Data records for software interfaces
=====

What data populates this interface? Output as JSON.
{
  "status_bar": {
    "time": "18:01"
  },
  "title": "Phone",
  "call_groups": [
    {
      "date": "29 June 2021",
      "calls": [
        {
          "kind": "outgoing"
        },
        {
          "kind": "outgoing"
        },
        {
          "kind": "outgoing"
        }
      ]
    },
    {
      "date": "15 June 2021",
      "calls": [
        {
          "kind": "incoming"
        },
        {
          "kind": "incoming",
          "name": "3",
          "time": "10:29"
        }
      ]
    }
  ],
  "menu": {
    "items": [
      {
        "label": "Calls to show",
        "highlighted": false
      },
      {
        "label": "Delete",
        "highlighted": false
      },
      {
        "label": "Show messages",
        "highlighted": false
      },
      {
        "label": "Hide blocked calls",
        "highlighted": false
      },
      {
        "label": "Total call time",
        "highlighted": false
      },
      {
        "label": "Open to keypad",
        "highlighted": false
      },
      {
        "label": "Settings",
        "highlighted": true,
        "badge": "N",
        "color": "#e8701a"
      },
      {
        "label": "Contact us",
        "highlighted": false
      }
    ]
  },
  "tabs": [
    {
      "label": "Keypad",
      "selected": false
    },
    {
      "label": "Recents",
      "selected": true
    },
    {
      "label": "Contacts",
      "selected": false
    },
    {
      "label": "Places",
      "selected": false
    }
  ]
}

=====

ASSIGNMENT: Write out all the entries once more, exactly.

REPLY:
What data populates this interface? Output as JSON.
{
  "status_bar": {
    "time": "18:01"
  },
  "title": "Phone",
  "call_groups": [
    {
      "date": "29 June 2021",
      "calls": [
        {
          "kind": "outgoing"
        },
        {
          "kind": "outgoing"
        },
        {
          "kind": "outgoing"
        }
      ]
    },
    {
      "date": "15 June 2021",
      "calls": [
        {
          "kind": "incoming"
        },
        {
          "kind": "incoming",
          "name": "3",
          "time": "10:29"
        }
      ]
    }
  ],
  "menu": {
    "items": [
      {
        "label": "Calls to show",
        "highlighted": false
      },
      {
        "label": "Delete",
        "highlighted": false
      },
      {
        "label": "Show messages",
        "highlighted": false
      },
      {
        "label": "Hide blocked calls",
        "highlighted": false
      },
      {
        "label": "Total call time",
        "highlighted": false
      },
      {
        "label": "Open to keypad",
        "highlighted": false
      },
      {
        "label": "Settings",
        "highlighted": true,
        "badge": "N",
        "color": "#e8701a"
      },
      {
        "label": "Contact us",
        "highlighted": false
      }
    ]
  },
  "tabs": [
    {
      "label": "Keypad",
      "selected": false
    },
    {
      "label": "Recents",
      "selected": true
    },
    {
      "label": "Contacts",
      "selected": false
    },
    {
      "label": "Places",
      "selected": false
    }
  ]
}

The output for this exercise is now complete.